Intel Turbo Ratio Limit

Intel Turbo Ratio Limit regulates the Turbo Boost frequency of an Intel processor for a given number of active cores.

Intel processors usually have two types of CPU frequencies specified: the base frequency and the turbo frequency. The base frequency is also known as the “Maximum Non-Turbo Ratio” whereas the turbo frequency is usually referred to as the Turbo Ratio Limit.

The Turbo Ratio Limit is called a limit because it restricts the operating frequency rather than targets a frequency. Processors like the 14th gen Raptor Lake Refresh have an upper core frequency ratio of 120X. Without the ratio limit, the CPU would boost its frequency all the way to the maximum frequency. However, the Turbo Ratio Limit specifies an upper ceiling to the boost frequency.

The tool is pretty flexible and can be programmed for various scenarios. The ratio limits are defined in the processor’s Machine Specific Registers (MSRs). Specifically, MSR 1ADh is used for the Turbo Ratio Limit configuration.

turbo ratio limit specification

The 1ADh MSR has 8 registers where two parameters can be defined.

  1. The Turbo Ratio Limit
  2. The number of active cores

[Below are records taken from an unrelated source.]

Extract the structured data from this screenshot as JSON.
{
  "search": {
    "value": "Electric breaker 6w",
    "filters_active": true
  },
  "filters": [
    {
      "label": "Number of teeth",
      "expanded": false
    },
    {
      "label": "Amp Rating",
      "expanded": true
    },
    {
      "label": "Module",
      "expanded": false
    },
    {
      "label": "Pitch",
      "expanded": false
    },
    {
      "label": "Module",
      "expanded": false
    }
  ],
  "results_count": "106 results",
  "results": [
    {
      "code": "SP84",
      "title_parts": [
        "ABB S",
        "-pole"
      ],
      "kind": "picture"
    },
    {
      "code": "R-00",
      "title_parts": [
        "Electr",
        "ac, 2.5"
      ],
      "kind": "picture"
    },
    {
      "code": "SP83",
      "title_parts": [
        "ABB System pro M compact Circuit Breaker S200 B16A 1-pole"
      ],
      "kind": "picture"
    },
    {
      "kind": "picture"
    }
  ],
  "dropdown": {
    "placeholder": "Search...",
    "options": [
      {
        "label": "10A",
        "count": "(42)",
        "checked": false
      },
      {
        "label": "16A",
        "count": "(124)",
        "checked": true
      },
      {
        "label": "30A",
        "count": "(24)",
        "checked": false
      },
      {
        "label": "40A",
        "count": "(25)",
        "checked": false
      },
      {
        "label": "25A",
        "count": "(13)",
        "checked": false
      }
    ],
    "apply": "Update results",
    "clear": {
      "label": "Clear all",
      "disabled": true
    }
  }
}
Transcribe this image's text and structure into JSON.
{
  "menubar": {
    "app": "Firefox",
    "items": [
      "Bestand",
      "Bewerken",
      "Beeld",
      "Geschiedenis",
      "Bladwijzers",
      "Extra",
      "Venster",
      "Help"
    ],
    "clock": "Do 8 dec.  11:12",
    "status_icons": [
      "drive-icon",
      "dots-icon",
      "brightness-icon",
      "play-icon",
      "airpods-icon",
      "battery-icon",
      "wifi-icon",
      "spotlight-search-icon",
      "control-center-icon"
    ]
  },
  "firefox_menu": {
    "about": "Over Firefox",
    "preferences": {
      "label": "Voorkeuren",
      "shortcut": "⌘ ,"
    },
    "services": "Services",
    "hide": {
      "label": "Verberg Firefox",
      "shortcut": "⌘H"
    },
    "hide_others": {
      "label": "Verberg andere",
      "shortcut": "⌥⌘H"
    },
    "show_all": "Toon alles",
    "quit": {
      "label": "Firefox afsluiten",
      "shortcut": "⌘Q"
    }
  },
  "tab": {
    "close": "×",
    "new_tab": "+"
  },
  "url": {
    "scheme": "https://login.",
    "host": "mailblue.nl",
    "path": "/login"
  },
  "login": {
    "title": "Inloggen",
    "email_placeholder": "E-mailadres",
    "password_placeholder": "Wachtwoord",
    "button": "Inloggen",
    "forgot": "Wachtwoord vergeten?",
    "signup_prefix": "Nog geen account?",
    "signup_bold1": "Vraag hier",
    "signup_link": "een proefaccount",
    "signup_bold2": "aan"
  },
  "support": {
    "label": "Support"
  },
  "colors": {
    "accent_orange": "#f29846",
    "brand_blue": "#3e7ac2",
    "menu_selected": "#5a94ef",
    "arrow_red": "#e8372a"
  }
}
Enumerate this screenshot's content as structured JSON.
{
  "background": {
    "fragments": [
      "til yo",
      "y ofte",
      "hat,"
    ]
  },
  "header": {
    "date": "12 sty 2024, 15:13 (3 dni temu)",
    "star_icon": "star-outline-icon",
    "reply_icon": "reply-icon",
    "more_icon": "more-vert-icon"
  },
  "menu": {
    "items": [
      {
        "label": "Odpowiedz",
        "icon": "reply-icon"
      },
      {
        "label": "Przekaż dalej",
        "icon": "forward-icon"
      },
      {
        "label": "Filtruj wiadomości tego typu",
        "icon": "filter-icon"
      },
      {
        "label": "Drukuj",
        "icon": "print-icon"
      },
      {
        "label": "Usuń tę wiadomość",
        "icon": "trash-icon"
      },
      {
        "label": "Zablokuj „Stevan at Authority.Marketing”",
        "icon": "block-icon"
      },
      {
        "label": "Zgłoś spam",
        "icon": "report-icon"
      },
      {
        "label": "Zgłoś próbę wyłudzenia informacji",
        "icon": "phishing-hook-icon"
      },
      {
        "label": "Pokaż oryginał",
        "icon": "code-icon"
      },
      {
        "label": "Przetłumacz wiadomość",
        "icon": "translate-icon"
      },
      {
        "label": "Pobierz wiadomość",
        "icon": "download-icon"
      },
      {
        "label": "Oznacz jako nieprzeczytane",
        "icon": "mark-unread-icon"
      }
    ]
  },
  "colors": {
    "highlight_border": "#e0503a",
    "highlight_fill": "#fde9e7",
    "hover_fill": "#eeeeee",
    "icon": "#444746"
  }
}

For mainstream platforms where the top SKU has no more than 8 P-cores, like the Core i9-11980HK, these registers are configured from 1-active P-core to 8-active P-cores. However, on platforms with core counts beyond eight cores, we can configure each register by target Turbo Boost Ratio and the number of active cores.

Note that configuring the Turbo Ratios on an active-core count basis is not the same as configuring each core individually. When using Turbo Ratios, we determine an overclock according to CPU usage. For example, if a workload uses four cores, the CPU determines which cores should execute this workload and applies our set frequency to those cores.

The Turbo Ratio Limit configuration also has a couple of rules that must be followed:

  1. Each register must define by a target ratio and a number of active cores
  2. The minimum allowed ratio limit is the maximum non-turbo ratio plus 1
  3. The maximum allowed ratio limit is the maximum defined highest ratio (which can differ between architectures)
  4. The ratio limit a register must be equal to or lower than the ratio defined for the previous register
    • E.g. we cannot define 60X for up to 1 active core and 62X for up to 4 active cores.
  5. The core count of a register must be equal to or lower than the ratio defined for the previous register
    • E.g. we cannot definer register 1 to define the ratio for up to 5 active cores and register 2 to define the ratio for up to 2 active cores
  6. The last register must always define the ratio limit for the highest available active cores of the processor SKU.